Cost after step    60: -1.0000000
Cost after step    65: -1.0000000
Cost after step    70: -1.0000000
Cost after step    75: -1.0000000
Cost after step    80: -1.0000000
Cost after step    85: -1.0000000
Cost after step    90: -1.0000000
Cost after step    95: -1.0000000
Cost after step   100: -1.0000000
Optimized rotation angles: [-4.9759957e-08  3.1415926e+00]

We can see that the optimization converges after approximately 40 steps.

Substituting this into the theoretical result \(\langle \psi \mid \sigma_z \mid \psi \rangle = \cos\phi_1\cos\phi_2\), we can verify that this is indeed one possible value of the circuit parameters that produces \(\langle \psi \mid \sigma_z \mid \psi \rangle=-1\), resulting in the qubit being rotated to the state \(\left|1\right\rangle\).

Compiling the whole optimization loop using JAX

We can easily combine the quantum parts of the program with the JAX code. Below we show how to implement the whole optimization loop in JAX. We make use of standard JAX control-flow primitives here.

[13]:
from jax.lax import fori_loop

@qjit
def jit_opt(init_params):
    """ Compiled optimization loop function """
    stepsize = 0.4
    nsteps = 100

    def loop(i,p):
        dp = grad(circuit)(p)[0]
        p2 = p - stepsize*dp
        return p2

    params = fori_loop(0, nsteps, loop, init_params)
    return params


opt_2 = jit_opt(jnp.array([0.011, 0.012]))
print(opt_2)
[-4.9759957e-08  3.1415926e+00]

Using third-party JAX libraries

We can combine our quantum functions with any Python libraries supporting JAX. In this section we use jaxopt.GradientDescent optimizer to solve the same optimization task.

[14]:
from jaxopt import GradientDescent

@qjit
def jit_opt_thirdparty():

    def _target(x):
        p = jnp.array([x[0],x[1]])
        g = grad(circuit)(p)[0]
        c = circuit(p)
        return c,(g[0],g[1])

    opt = GradientDescent(_target,
                          stepsize=0.4,
                          value_and_grad=True)

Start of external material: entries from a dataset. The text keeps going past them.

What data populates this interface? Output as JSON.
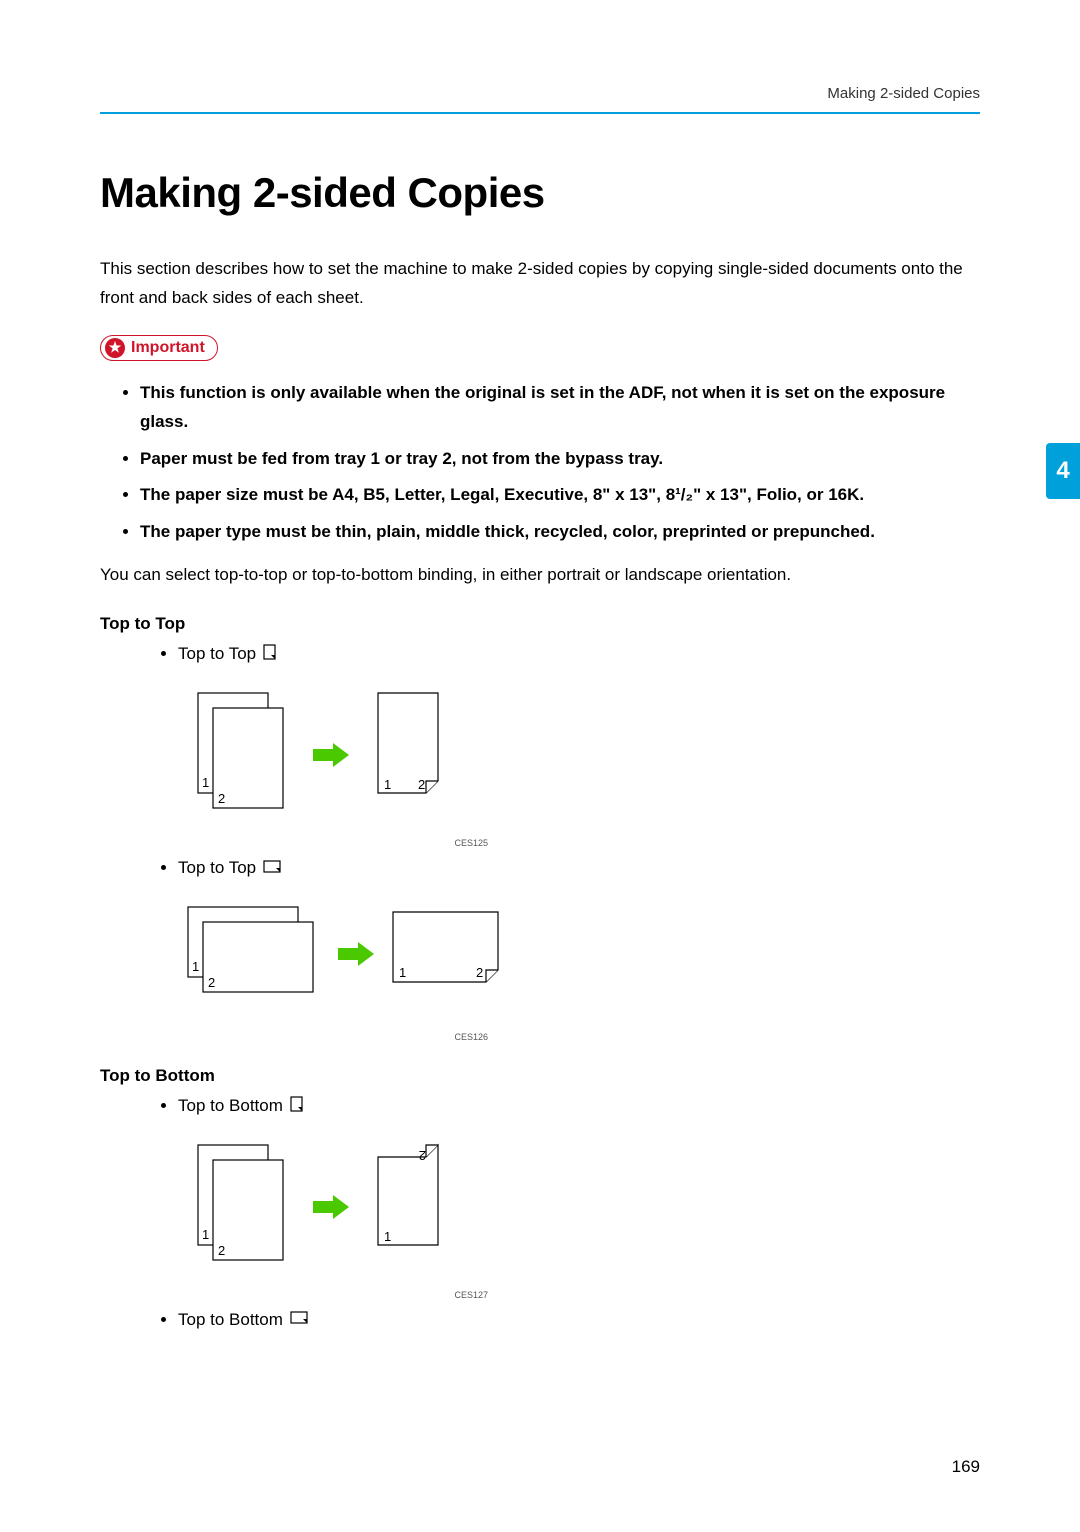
{
  "header": {
    "running": "Making 2-sided Copies"
  },
  "title": "Making 2-sided Copies",
  "intro": "This section describes how to set the machine to make 2-sided copies by copying single-sided documents onto the front and back sides of each sheet.",
  "important": {
    "label": "Important",
    "items": [
      "This function is only available when the original is set in the ADF, not when it is set on the exposure glass.",
      "Paper must be fed from tray 1 or tray 2, not from the bypass tray.",
      "The paper size must be A4, B5, Letter, Legal, Executive, 8\" x 13\", 8¹/₂\" x 13\", Folio, or 16K.",
      "The paper type must be thin, plain, middle thick, recycled, color, preprinted or prepunched."
    ]
  },
  "body_para": "You can select top-to-top or top-to-bottom binding, in either portrait or landscape orientation.",
  "sections": {
    "top_to_top": {
      "heading": "Top to Top",
      "portrait_label": "Top to Top",
      "landscape_label": "Top to Top",
      "ces1": "CES125",
      "ces2": "CES126"
    },
    "top_to_bottom": {
      "heading": "Top to Bottom",
      "portrait_label": "Top to Bottom",
      "landscape_label": "Top to Bottom",
      "ces1": "CES127"
    }
  },
  "chapter_tab": "4",
  "page_number": "169"
}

    steps = 100
    params = init_params[0],init_params[1]
    state = opt.init_state(params)

    def loop(i,arg):
        (p, s) = arg
        (p2, s2) = opt.update(p, s)
        return (p2, s2)

    (params, _) = fori_loop(0, steps, loop, (params,state))
    return jnp.array([params[0],params[1]])

opt_3 = jit_opt_thirdparty()
print(opt_3)
[-4.85367987e-08  3.14159261e+00]

Finally, we check that all the results obtained in this tutorial are consistant

[15]:
assert jnp.allclose(opt_1, opt_2, atol=1e-7)
assert jnp.allclose(opt_1, opt_3, atol=1e-7)
doc/demos/qml/tutorial_qubit_rotation.ipynb